The response must restate all of the data word for word.

■ **Records contained in a dataset**
= = =
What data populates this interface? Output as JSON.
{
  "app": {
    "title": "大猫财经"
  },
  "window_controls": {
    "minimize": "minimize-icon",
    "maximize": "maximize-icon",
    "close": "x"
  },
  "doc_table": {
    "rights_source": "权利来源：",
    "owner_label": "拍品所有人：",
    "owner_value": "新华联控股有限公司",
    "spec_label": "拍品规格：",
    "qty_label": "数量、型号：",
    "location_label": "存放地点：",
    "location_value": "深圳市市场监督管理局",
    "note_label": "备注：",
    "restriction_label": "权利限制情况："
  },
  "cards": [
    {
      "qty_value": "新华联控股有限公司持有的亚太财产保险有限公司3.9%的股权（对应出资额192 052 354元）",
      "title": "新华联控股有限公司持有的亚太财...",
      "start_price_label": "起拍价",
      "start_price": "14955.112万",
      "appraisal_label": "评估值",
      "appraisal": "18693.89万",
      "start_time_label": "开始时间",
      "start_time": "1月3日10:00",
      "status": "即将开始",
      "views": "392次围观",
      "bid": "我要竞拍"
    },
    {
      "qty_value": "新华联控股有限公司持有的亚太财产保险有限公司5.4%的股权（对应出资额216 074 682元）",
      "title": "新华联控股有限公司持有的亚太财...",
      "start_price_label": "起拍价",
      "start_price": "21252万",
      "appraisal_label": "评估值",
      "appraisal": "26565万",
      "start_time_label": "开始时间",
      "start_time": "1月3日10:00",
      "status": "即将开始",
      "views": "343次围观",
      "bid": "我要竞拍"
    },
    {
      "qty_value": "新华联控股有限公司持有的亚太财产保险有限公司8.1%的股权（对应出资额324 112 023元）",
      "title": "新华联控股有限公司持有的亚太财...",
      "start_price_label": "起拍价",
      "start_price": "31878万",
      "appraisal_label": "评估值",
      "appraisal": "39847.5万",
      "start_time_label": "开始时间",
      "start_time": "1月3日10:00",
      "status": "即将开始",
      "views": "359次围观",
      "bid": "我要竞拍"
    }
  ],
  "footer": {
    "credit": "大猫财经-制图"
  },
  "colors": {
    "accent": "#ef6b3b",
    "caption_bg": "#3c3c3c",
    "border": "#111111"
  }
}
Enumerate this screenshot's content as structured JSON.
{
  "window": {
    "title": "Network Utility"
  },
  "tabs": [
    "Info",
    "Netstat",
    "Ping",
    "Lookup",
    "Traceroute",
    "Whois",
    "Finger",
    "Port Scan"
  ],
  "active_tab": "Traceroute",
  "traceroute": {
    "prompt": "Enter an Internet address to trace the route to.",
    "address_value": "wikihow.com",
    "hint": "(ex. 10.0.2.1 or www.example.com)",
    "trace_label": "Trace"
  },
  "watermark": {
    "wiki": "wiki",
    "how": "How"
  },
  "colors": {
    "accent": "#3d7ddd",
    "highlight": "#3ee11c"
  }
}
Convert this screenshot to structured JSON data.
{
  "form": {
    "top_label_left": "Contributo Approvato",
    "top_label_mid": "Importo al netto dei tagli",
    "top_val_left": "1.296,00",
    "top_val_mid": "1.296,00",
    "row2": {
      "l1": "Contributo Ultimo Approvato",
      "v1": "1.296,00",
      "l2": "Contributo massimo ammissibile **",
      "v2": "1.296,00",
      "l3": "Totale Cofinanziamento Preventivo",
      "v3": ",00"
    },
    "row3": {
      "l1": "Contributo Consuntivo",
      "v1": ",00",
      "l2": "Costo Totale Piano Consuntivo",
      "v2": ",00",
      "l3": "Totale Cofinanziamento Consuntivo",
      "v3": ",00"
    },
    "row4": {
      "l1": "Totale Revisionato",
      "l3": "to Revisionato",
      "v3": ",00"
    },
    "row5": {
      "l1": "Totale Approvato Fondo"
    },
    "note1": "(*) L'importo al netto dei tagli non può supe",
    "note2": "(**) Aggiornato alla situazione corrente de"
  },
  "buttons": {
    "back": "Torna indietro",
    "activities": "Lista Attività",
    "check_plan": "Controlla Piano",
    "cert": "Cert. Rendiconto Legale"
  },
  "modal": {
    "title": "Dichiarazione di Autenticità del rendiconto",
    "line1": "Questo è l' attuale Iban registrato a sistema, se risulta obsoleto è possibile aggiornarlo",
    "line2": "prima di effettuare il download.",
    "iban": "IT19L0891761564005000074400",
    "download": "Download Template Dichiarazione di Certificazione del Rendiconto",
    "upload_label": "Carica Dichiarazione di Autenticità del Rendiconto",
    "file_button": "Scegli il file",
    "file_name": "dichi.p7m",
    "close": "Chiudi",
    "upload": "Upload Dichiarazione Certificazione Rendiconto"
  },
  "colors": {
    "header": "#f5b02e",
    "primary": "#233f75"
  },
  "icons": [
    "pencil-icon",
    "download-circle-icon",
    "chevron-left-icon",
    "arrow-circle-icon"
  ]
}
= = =
■ **Answer space**
What data populates this interface? Output as JSON.
{
  "app": {
    "title": "大猫财经"
  },
  "window_controls": {
    "minimize": "minimize-icon",
    "maximize": "maximize-icon",
    "close": "x"
  },
  "doc_table": {
    "rights_source": "权利来源：",
    "owner_label": "拍品所有人：",
    "owner_value": "新华联控股有限公司",
    "spec_label": "拍品规格：",
    "qty_label": "数量、型号：",
    "location_label": "存放地点：",
    "location_value": "深圳市市场监督管理局",
    "note_label": "备注：",
    "restriction_label": "权利限制情况："
  },
  "cards": [
    {
      "qty_value": "新华联控股有限公司持有的亚太财产保险有限公司3.9%的股权（对应出资额192 052 354元）",
      "title": "新华联控股有限公司持有的亚太财...",
      "start_price_label": "起拍价",
      "start_price": "14955.112万",
      "appraisal_label": "评估值",
      "appraisal": "18693.89万",
      "start_time_label": "开始时间",
      "start_time": "1月3日10:00",
      "status": "即将开始",
      "views": "392次围观",
      "bid": "我要竞拍"
    },
    {
      "qty_value": "新华联控股有限公司持有的亚太财产保险有限公司5.4%的股权（对应出资额216 074 682元）",
      "title": "新华联控股有限公司持有的亚太财...",
      "start_price_label": "起拍价",
      "start_price": "21252万",
      "appraisal_label": "评估值",
      "appraisal": "26565万",
      "start_time_label": "开始时间",
      "start_time": "1月3日10:00",
      "status": "即将开始",
      "views": "343次围观",
      "bid": "我要竞拍"
    },
    {
      "qty_value": "新华联控股有限公司持有的亚太财产保险有限公司8.1%的股权（对应出资额324 112 023元）",
      "title": "新华联控股有限公司持有的亚太财...",
      "start_price_label": "起拍价",
      "start_price": "31878万",
      "appraisal_label": "评估值",
      "appraisal": "39847.5万",
      "start_time_label": "开始时间",
      "start_time": "1月3日10:00",
      "status": "即将开始",
      "views": "359次围观",
      "bid": "我要竞拍"
    }
  ],
  "footer": {
    "credit": "大猫财经-制图"
  },
  "colors": {
    "accent": "#ef6b3b",
    "caption_bg": "#3c3c3c",
    "border": "#111111"
  }
}
Enumerate this screenshot's content as structured JSON.
{
  "window": {
    "title": "Network Utility"
  },
  "tabs": [
    "Info",
    "Netstat",
    "Ping",
    "Lookup",
    "Traceroute",
    "Whois",
    "Finger",
    "Port Scan"
  ],
  "active_tab": "Traceroute",
  "traceroute": {
    "prompt": "Enter an Internet address to trace the route to.",
    "address_value": "wikihow.com",
    "hint": "(ex. 10.0.2.1 or www.example.com)",
    "trace_label": "Trace"
  },
  "watermark": {
    "wiki": "wiki",
    "how": "How"
  },
  "colors": {
    "accent": "#3d7ddd",
    "highlight": "#3ee11c"
  }
}
Convert this screenshot to structured JSON data.
{
  "form": {
    "top_label_left": "Contributo Approvato",
    "top_label_mid": "Importo al netto dei tagli",
    "top_val_left": "1.296,00",
    "top_val_mid": "1.296,00",
    "row2": {
      "l1": "Contributo Ultimo Approvato",
      "v1": "1.296,00",
      "l2": "Contributo massimo ammissibile **",
      "v2": "1.296,00",
      "l3": "Totale Cofinanziamento Preventivo",
      "v3": ",00"
    },
    "row3": {
      "l1": "Contributo Consuntivo",
      "v1": ",00",
      "l2": "Costo Totale Piano Consuntivo",
      "v2": ",00",
      "l3": "Totale Cofinanziamento Consuntivo",
      "v3": ",00"
    },
    "row4": {
      "l1": "Totale Revisionato",
      "l3": "to Revisionato",
      "v3": ",00"
    },
    "row5": {
      "l1": "Totale Approvato Fondo"
    },
    "note1": "(*) L'importo al netto dei tagli non può supe",
    "note2": "(**) Aggiornato alla situazione corrente de"
  },
  "buttons": {
    "back": "Torna indietro",
    "activities": "Lista Attività",
    "check_plan": "Controlla Piano",
    "cert": "Cert. Rendiconto Legale"
  },
  "modal": {
    "title": "Dichiarazione di Autenticità del rendiconto",
    "line1": "Questo è l' attuale Iban registrato a sistema, se risulta obsoleto è possibile aggiornarlo",
    "line2": "prima di effettuare il download.",
    "iban": "IT19L0891761564005000074400",
    "download": "Download Template Dichiarazione di Certificazione del Rendiconto",
    "upload_label": "Carica Dichiarazione di Autenticità del Rendiconto",
    "file_button": "Scegli il file",
    "file_name": "dichi.p7m",
    "close": "Chiudi",
    "upload": "Upload Dichiarazione Certificazione Rendiconto"
  },
  "colors": {
    "header": "#f5b02e",
    "primary": "#233f75"
  },
  "icons": [
    "pencil-icon",
    "download-circle-icon",
    "chevron-left-icon",
    "arrow-circle-icon"
  ]
}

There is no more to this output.